Coal India achieved a net profit of Rs 16,700.34 crore and gross sales of Rs 1,34,979.13 crore. All subsidiaries of Coal India earned profit before tax during the year. Coal India and its subsidiaries paid/adjusted Rs 43,058.72 crore towards royalty, GST, cess, District Mineral Foundation (DMF) and National Mineral Exploration Trust (NMET) and other levies. CIL subsidiaries also distributed 15,42,982 masks and 63,256 litres of hand sanitiser to its employees and people living in and around its operational areas to fight Covid-19. In addition, they also procured N95 masks, ventilators, PPE suits, thermal scanners and oxygen cylinders to fight the Covid pandemic.

Coal India is one of the highest CSR spenders among the PSUs touching the lives of the countrymen. Its CSR activities largely encompass education, rural development, healthcare, women empowerment, skill development and sports. CIL and its subsidiaries spent a total of Rs 587.84 crore on CSR activities during 2019-20.

Based on the demand projection for the coal sector in the country in the coming years and subsequently, a roadmap has been prepared for the medium term wherein CIL envisages 1 billion tonne coal production by 2023-24. To achieve this target, CIL has identified major projects and assessed other related issues.

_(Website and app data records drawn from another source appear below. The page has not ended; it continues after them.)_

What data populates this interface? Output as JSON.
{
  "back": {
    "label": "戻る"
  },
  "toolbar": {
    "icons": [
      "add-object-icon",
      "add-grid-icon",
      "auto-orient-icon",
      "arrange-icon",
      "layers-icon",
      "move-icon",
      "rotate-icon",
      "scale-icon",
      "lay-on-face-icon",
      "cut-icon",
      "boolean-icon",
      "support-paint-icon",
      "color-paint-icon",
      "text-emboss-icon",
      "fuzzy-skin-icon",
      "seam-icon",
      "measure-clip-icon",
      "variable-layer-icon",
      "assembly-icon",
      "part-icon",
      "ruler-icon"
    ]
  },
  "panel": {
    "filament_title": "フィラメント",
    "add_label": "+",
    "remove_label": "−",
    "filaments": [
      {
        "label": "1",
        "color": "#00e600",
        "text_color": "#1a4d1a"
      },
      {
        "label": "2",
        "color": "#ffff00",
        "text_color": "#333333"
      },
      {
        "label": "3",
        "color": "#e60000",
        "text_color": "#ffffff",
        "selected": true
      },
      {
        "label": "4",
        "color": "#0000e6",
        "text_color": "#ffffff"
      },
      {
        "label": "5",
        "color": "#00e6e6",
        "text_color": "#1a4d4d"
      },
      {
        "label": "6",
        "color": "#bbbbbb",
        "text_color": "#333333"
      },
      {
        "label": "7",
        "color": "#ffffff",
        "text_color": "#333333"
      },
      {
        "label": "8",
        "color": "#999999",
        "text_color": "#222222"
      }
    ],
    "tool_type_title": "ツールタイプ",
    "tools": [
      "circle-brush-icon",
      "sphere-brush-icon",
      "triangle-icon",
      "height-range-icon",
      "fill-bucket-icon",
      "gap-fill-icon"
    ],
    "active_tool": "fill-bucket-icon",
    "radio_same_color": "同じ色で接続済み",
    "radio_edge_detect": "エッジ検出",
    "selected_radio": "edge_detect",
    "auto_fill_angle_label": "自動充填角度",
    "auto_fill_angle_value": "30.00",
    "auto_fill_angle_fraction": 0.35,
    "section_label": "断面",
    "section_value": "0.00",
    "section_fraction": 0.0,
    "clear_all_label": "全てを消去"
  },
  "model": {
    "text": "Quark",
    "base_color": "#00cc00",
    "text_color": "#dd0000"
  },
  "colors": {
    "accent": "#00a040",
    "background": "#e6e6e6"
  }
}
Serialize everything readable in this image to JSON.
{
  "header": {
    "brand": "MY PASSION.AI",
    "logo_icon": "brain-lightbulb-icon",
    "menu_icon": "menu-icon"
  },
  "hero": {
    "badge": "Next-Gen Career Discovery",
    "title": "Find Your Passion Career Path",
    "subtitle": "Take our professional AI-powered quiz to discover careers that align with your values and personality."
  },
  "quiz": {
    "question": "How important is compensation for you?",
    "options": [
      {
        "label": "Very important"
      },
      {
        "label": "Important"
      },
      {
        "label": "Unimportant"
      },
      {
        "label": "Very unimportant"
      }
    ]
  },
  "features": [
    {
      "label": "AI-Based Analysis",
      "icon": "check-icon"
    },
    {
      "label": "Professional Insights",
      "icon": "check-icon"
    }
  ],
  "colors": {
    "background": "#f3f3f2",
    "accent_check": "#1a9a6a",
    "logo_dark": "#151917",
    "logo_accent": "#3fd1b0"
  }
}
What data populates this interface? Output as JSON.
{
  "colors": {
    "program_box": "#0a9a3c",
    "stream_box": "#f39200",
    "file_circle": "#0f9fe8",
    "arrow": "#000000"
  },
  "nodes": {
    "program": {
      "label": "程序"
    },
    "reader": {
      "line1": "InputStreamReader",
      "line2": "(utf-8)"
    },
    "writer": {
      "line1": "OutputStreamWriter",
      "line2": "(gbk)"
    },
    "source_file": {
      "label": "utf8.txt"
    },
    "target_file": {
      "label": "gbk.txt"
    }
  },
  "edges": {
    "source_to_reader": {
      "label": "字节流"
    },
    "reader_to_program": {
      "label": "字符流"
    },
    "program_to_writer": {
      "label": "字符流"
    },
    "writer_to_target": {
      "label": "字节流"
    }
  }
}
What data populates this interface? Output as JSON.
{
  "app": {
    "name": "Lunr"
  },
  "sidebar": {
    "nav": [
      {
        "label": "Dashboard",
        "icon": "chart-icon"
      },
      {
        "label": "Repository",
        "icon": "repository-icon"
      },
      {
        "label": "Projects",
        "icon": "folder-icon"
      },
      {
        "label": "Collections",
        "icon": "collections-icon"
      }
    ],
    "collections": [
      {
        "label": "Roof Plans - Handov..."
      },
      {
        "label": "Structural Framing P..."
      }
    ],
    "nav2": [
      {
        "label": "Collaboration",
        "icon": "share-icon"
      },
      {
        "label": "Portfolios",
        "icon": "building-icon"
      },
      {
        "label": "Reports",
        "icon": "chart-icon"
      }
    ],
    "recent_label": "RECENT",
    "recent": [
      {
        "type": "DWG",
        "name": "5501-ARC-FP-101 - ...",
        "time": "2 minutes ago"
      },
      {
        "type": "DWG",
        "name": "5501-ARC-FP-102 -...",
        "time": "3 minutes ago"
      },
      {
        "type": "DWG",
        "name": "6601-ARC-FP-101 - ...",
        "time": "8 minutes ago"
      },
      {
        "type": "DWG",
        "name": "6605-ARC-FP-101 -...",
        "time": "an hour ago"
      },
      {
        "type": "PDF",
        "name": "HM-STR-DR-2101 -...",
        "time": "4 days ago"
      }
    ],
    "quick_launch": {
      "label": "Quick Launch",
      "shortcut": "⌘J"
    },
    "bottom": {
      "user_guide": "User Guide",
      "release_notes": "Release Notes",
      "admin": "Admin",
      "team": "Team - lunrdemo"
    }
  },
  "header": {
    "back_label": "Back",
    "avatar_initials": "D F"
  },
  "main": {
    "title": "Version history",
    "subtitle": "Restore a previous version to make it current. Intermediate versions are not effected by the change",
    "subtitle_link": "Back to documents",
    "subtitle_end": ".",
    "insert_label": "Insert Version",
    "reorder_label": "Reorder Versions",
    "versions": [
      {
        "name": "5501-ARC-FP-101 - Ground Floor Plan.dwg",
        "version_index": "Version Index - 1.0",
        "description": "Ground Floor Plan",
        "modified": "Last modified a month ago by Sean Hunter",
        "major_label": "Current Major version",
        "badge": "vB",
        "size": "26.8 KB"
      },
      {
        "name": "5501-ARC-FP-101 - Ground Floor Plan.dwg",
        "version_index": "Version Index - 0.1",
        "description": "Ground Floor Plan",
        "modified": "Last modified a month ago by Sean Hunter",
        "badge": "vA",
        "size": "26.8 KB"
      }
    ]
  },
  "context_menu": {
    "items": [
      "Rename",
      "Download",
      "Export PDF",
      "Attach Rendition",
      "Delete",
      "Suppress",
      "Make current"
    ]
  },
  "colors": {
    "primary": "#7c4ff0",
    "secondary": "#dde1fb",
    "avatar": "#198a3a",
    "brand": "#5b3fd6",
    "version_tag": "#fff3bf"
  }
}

The capital expenditure for 2020-21 has been pegged at Rs 10,000 crore. CIL plans to invest substantial amount in diversification projects like solar power, revival of fertiliser plants, coal gasification and rail wagon procurement during 2020-21.

The company’s vision is to ensure that there is no shortage of coal in the country and achieve self-reliance in coal. Coal India envisions to be a commercially viable company and endeavours to move ahead as a contemporary, professional, consumer friendly and successful corporate entity committed to national developmental goals.

1 5 6 7 8 9 31